I’m increasingly sensitive about how older women are portrayed on TV. So few of the programmes I love, when I think about it, give me images that I can recognise or respect. Either they are solely defined by being somebody’s mum or somebody’s wife, or they have independent lives which appear to preclude them being somebody’s mum or somebody’s wife.
Dr Who is no exception. There are reasons why companions are in general young (and I note the exception of Barbara, from the very first DW). Older women have ties and responsibilities, and though they might yearn to travel in time and space (and they do yearn, oh, they do) they can’t just take that leap, without looking back.
So, where are the older women on Who?
There are, of course, mothers. The power of motherhood has been a bit of a theme recently, notably in the 2011 Christmas special, which merits a blog post of its own.

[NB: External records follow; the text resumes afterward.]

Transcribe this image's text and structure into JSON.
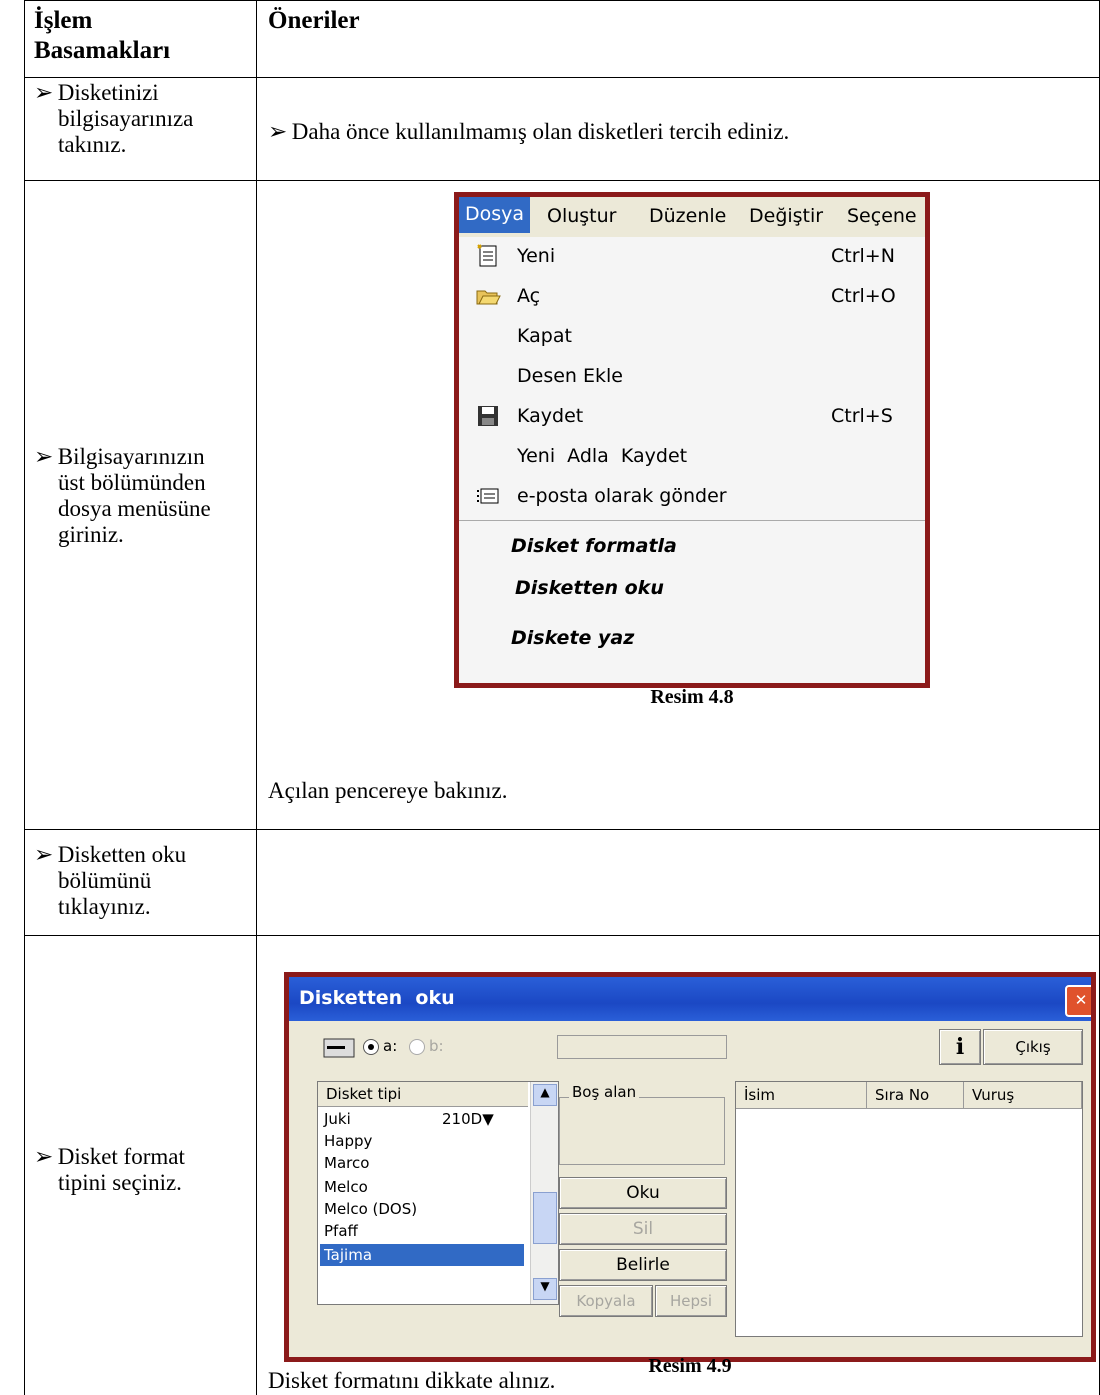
{
  "header": {
    "col1_line1": "İşlem",
    "col1_line2": "Basamakları",
    "col2": "Öneriler"
  },
  "rows": [
    {
      "step": [
        "Disketinizi",
        "bilgisayarınıza",
        "takınız."
      ],
      "advice": "Daha önce kullanılmamış olan disketleri tercih ediniz."
    },
    {
      "step": [
        "Bilgisayarınızın",
        "üst bölümünden",
        "dosya menüsüne",
        "giriniz."
      ],
      "caption": "Resim 4.8",
      "note": "Açılan pencereye bakınız."
    },
    {
      "step": [
        "Disketten oku",
        "bölümünü",
        "tıklayınız."
      ]
    },
    {
      "step": [
        "Disket format",
        "tipini seçiniz."
      ],
      "caption": "Resim 4.9",
      "note": "Disket formatını dikkate alınız."
    }
  ],
  "menu_shot": {
    "menubar": [
      "Dosya",
      "Oluştur",
      "Düzenle",
      "Değiştir",
      "Seçene"
    ],
    "items": [
      {
        "label": "Yeni",
        "shortcut": "Ctrl+N",
        "icon": "new-document-icon"
      },
      {
        "label": "Aç",
        "shortcut": "Ctrl+O",
        "icon": "open-folder-icon"
      },
      {
        "label": "Kapat",
        "shortcut": ""
      },
      {
        "label": "Desen Ekle",
        "shortcut": ""
      },
      {
        "label": "Kaydet",
        "shortcut": "Ctrl+S",
        "icon": "save-disk-icon"
      },
      {
        "label": "Yeni  Adla  Kaydet",
        "shortcut": ""
      },
      {
        "label": "e-posta olarak gönder",
        "shortcut": "",
        "icon": "email-icon"
      }
    ],
    "extra_items": [
      "Disket formatla",
      "Disketten oku",
      "Diskete yaz"
    ],
    "accent": "#316ac5",
    "frame_color": "#8b1a1a"
  },
  "dialog_shot": {
    "title": "Disketten  oku",
    "drive_a": "a:",
    "drive_b": "b:",
    "exit_label": "Çıkış",
    "info_label": "i",
    "free_space_label": "Boş alan",
    "list_header": "Disket tipi",
    "list_items": [
      "Juki",
      "Happy",
      "Marco",
      "Melco",
      "Melco (DOS)",
      "Pfaff",
      "Tajima"
    ],
    "selected_item": "Tajima",
    "juki_model": "210D",
    "buttons": {
      "read": "Oku",
      "delete": "Sil",
      "define": "Belirle",
      "copy": "Kopyala",
      "all": "Hepsi"
    },
    "columns": [
      "İsim",
      "Sıra No",
      "Vuruş"
    ]
  }
}
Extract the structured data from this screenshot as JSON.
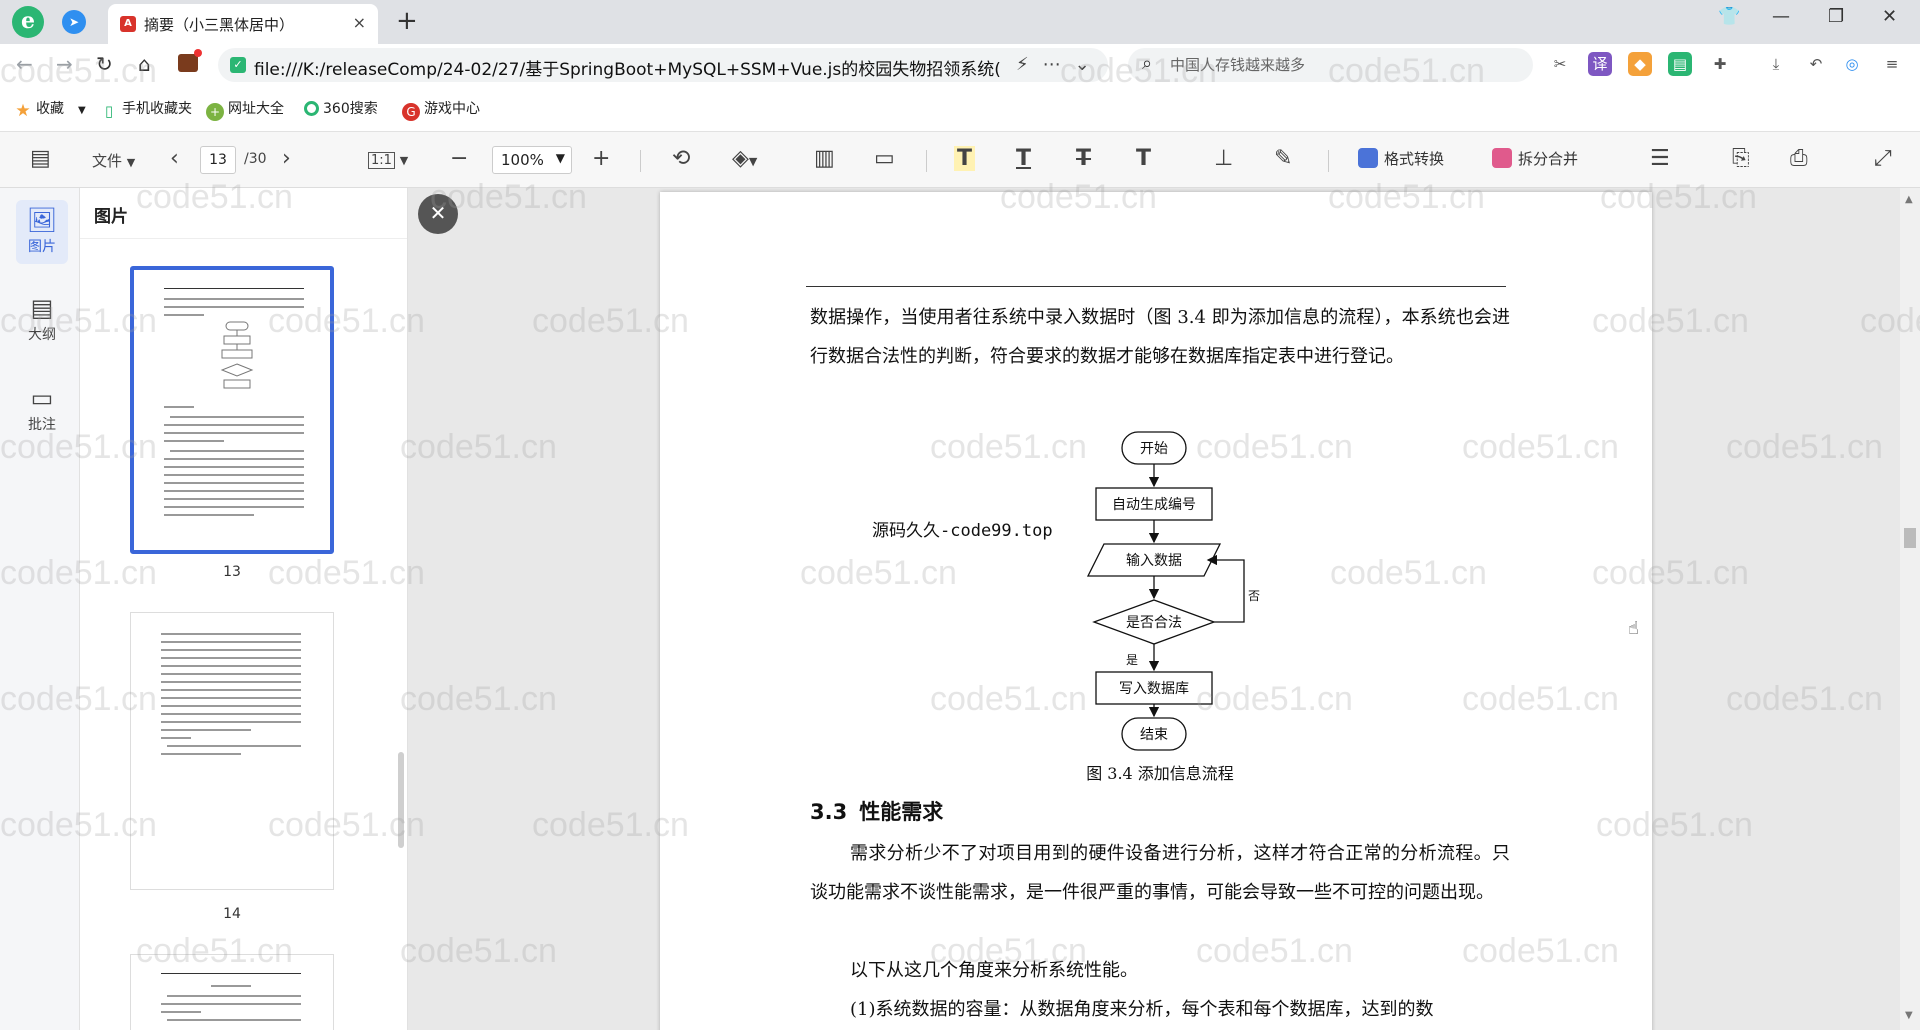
{
  "browser": {
    "brand_letter": "e",
    "tab_title": "摘要（小三黑体居中）",
    "tab_close": "×",
    "new_tab": "+",
    "url": "file:///K:/releaseComp/24-02/27/基于SpringBoot+MySQL+SSM+Vue.js的校园失物招领系统(",
    "search_placeholder": "中国人存钱越来越多",
    "bookmarks": [
      "收藏",
      "手机收藏夹",
      "网址大全",
      "360搜索",
      "游戏中心"
    ]
  },
  "pdf_toolbar": {
    "file_menu": "文件",
    "current_page": "13",
    "total_pages": "/30",
    "fit_label": "1:1",
    "zoom": "100%",
    "convert_label": "格式转换",
    "split_merge_label": "拆分合并"
  },
  "sidebar": {
    "items": [
      {
        "label": "图片",
        "icon": "image-icon"
      },
      {
        "label": "大纲",
        "icon": "outline-icon"
      },
      {
        "label": "批注",
        "icon": "comment-icon"
      }
    ]
  },
  "thumbnails": {
    "heading": "图片",
    "pages": [
      "13",
      "14"
    ]
  },
  "document": {
    "para1": "数据操作，当使用者往系统中录入数据时（图 3.4 即为添加信息的流程），本系统也会进行数据合法性的判断，符合要求的数据才能够在数据库指定表中进行登记。",
    "stamp": "源码久久-code99.top",
    "flowchart": {
      "start": "开始",
      "auto_id": "自动生成编号",
      "input": "输入数据",
      "check": "是否合法",
      "no": "否",
      "yes": "是",
      "write": "写入数据库",
      "end": "结束"
    },
    "caption": "图 3.4  添加信息流程",
    "section_number": "3.3",
    "section_title": "性能需求",
    "para2": "需求分析少不了对项目用到的硬件设备进行分析，这样才符合正常的分析流程。只谈功能需求不谈性能需求，是一件很严重的事情，可能会导致一些不可控的问题出现。",
    "para3": "以下从这几个角度来分析系统性能。",
    "para4": "(1)系统数据的容量：从数据角度来分析，每个表和每个数据库，达到的数"
  },
  "watermark": "code51.cn"
}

But what seems to be a NuWho phenomenon is that companions now have mums. There’s a reason why fantasy narratives tend to keep parents, particularly mothers, out of the way. They ask awkward questions, they want to know where you’re going, and if you’ll be back in time for tea. A bit like Buffy’s mum, Joyce Summers, who attempts to ground her daughter on the night that a vampire apocalypse looms (OK, on one of the nights…), with the words, ‘I know. If you don’t go out, it’s the end of the world. Everything is life and death to a sixteen-year-old girl!’. Jackie Tyler, Sylvia Noble and Francine Jones all contribute to the narrative primarily by getting in the way, inadvertently, through their fears for their daughters and mistrust of the Doctor, or through naivety. Of the three, it’s Jackie who emerges most fully from the stereotype, to play, albeit briefly, a more active role alongside Sarah Jane, Mickey and Jack. Jackie and Sylvia are played for laughs, however, Jackie for her sexuality, which we are clearly meant to find ridiculous, and Sylvia for her prudishness (she wouldn’t allow webcams as they were ‘naughty’).
Of course, companions do become older women, eventually. Sarah Jane Smith is our icon here, the one whose post-Tardis life we know most about. In ‘The Death of the Doctor’ (Sarah Jane Adventures) she and Jo Grant compare notes on other past companions, all clearly changed by the experience of travelling with the Doctor, and now working for the benefit of humanity. Sarah Jane speaks movingly in ‘School Reunion’ of the pain and loss she felt when he left her behind, and Jo’s reaction when she realises Sarah Jane had seen the Doctor shows that she too had felt abandoned. There’s a hint that ex-companions do the things they do in the hope that he will be aware of them, and that they will see him again. Fair enough. The Doctor (so far) is a man, a charismatic, unpredictable, extraordinary man. Those who travel with him, whether or not they harbour romantic or sexual feelings for him, whether or not they maintain a healthy scepticism and have the confidence to challenge him, however their connection with him ends, are scarcely going to forget him, nor are they likely to encounter anything in the rest of their lives that will eclipse those experiences. ‘We get a taste of that splendour and then we have to go back’ (‘School Reunion’).
There are a few women who don’t fit either category – neither ex companions nor companions’ mums. They’re not quite allies, nor yet adversaries. Harriet Jones (backbencher, PM, ex-PM) is forthright, good in a crisis, brave and the stand-off between her and the doctor left me unsure whose side I was on. That kind of moral ambiguity is relatively rare – one could disagree with her actions AND dislike profoundly the Doctor’s way of bringing her down. And Adelaide Brooke (‘Waters of Mars’, pioneer, explorer, grandmother, opposes the Doctor at his most hubristic, taking her own life to negate what she sees as his arrogant irresponsibility. The parts that these two play in the narrative didn’t absolutely require them to be women, but I’m glad they were.
And then, of course, there’s the girl who waited. ‘Old Amy’, who grew old(er), alone. She needs a post to herself, I think.
So, what do I want from DW in the future? I don’t want the companions’ mums to retreat back to invisibility, but I’d like them to be less of a joke. Sadly, more Sarah Jane is no longer possible. But more of the ex-companions – the women who were plucked from regular lives, plunged into intergalactic mayhem and then dropped back again into ordinariness, who then put their energies into trying to change the world, even if they didn’t have the power to save it. More Harriets and Adelaides, yes please. Women who are on the right side in the old good v. evil thing, but who are confident enough in their knowledge, their wisdom, their judgement, to say no, even to the Doctor.
And should there be a vacancy for a more mature woman, say, around 54ish, untested in actual combat situations but mad organisational skills, to hop aboard the Tardis, can I be first in the queue?